Contending that India and China were capable of managing their relations despite differences, National Security Adviser Shivshankar Menon today said the two countries needed to grasp the opportunities offered by their economic transformation and evolving global situation.

delhi Updated: Apr 01, 2010 17:38 IST

Contending that India and China were capable of managing their relations despite differences, National Security Adviser Shivshankar Menon on Thursday said the two countries needed to grasp the opportunities offered by their economic transformation and evolving global situation.

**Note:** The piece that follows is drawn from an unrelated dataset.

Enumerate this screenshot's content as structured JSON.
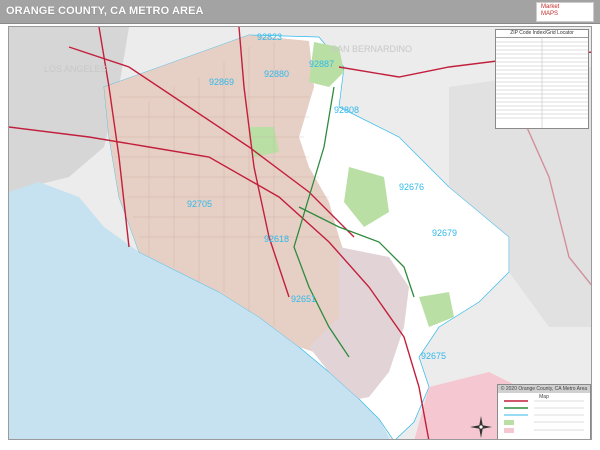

Delving elaborately on Sino-Indian relations at a lecture in New Delhi, he said there was a marked similarity of goals and the two countries should "actively consider together the next steps" in the evolution of their ties and evolve "a detailed framework for resolution of the boundary issue in a manner that is politically feasible for both leaderships".

The former Foreign Secretary said the two countries have already found the 'modus vivendi' (agreeing to disagree) to deal the boundary issue and to manage their different approaches to issues where their peripheries overlap.

"India and China both cooperate and compete at the same time because of their interests and how they perceive the balance of power and situation around them," Menon said at a seminar organised by Indian Council for World Affairs to commemorate 60th anniversary of India-China diplomatic ties.

"While there may be differences in method and choice of tools, in most cases there is a marked similarity of goals," he said, adding "Naturally, the bilateral modus vivendi which has been in place for some time may need to be reworked periodically in the light of developments in our countries and around us."

Menon said there was space in Asia and the world for both India and China to grow and develop and "for us to do so in a way that is mutually-reinforcing, if we both wish it."

As the two countries continue to pursue their interests, he said, "We also have the experience and ability in India and China to continue to manage our relationship successfully."

He said it was "only on the basis of informed and supportive public opinion that we would be able to grasp the opportunities and move forward on the ambitious agenda that awaits India-China relations, the pursuit of which would place India-China relations on a sound footing for the 21st century."